Congressman puts the US one heartbeat (bill) away from challenging 'Roe v. Wade'

Congressman puts the US one heartbeat (bill) away from challenging 'Roe v. Wade'
Source: AP
Source: AP

Iowa Rep. Steve King — the same Iowa Congressman who caught heat over racist remarks back in July 2016 — introduced a bill in the U.S. House of Representatives on Thursday that would ban abortion nationwide as soon as a fetal heartbeat is detectable.

That is about six weeks into a pregnancy, or about two weeks after one might notice a missed period.

For this proposed federal legislation to result in a national loss of reproductive rights, a few things would have to happen first: The bill would have to pass in the House and then the Senate and then be signed into law by the president.

Then, it would have to hold up in the Supreme Court if an individual or other party were to challenge it as unconstitutional — which would almost certainly be the case.

Though the GOP holds a majority in both houses of Congress, it seems unlikely that the bill will pass with ease; a similar bill that would have banned abortions after a much further period of 20 weeks was blocked by Senate Democrats in 2015.

Then again, after Jan. 20, President Barack Obama won't be around to veto any bills that make it past the House and Senate.

Indeed, in these weeks leading up to the inauguration of President-elect Donald Trump — who ran on an anti-abortion platform in his campaign — battles over the right to abortion have gained momentum at the state level.

King's bill, which has a similar structure to a fetal "heartbeat bill" introduced in Ohio in 2016, would impose the same rule at the federal level.

Gov. John Kasich vetoed the Ohio bill in December.

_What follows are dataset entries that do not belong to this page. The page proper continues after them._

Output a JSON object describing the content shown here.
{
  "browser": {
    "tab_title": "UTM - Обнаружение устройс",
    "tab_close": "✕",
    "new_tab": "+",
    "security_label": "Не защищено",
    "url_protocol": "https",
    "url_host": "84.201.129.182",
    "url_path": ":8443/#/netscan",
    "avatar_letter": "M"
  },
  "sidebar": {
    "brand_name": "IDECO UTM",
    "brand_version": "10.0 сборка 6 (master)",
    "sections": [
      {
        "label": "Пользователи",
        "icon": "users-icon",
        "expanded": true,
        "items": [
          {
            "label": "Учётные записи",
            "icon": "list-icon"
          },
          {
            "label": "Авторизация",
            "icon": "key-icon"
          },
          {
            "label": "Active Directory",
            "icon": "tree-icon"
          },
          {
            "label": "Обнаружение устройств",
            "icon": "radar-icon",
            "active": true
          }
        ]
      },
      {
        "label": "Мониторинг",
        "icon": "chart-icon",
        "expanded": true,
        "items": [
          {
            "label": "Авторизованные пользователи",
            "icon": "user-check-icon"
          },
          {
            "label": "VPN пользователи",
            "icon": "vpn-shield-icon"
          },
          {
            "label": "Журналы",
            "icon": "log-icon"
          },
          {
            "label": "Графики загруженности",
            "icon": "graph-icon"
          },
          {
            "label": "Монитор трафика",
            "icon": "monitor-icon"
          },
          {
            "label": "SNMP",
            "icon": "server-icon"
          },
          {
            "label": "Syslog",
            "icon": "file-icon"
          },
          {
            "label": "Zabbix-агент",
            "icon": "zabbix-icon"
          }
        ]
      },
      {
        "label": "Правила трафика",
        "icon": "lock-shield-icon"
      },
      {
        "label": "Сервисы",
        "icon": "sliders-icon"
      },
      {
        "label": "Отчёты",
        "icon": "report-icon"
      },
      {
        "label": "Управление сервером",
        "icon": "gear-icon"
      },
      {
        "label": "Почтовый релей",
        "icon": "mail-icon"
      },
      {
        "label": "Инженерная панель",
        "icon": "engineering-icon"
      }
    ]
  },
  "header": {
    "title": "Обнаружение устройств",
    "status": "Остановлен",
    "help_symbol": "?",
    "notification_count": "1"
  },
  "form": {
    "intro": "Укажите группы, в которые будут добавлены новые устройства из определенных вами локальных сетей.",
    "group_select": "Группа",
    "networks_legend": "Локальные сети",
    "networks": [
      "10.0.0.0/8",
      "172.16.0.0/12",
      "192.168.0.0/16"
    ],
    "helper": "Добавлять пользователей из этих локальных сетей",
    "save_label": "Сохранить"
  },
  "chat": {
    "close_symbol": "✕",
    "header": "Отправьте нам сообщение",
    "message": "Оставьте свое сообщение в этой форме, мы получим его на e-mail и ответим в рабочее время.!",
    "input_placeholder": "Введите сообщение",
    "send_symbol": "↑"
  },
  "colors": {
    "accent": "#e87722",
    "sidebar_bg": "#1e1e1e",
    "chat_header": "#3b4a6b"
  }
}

However, in place of the ban at six weeks proposed by the bill, he signed a ban at 20 weeks into effect for the state.

Ohio's is one of a growing number of state-level 20-week bans emerging around the country, despite calls that they are unconstitutional.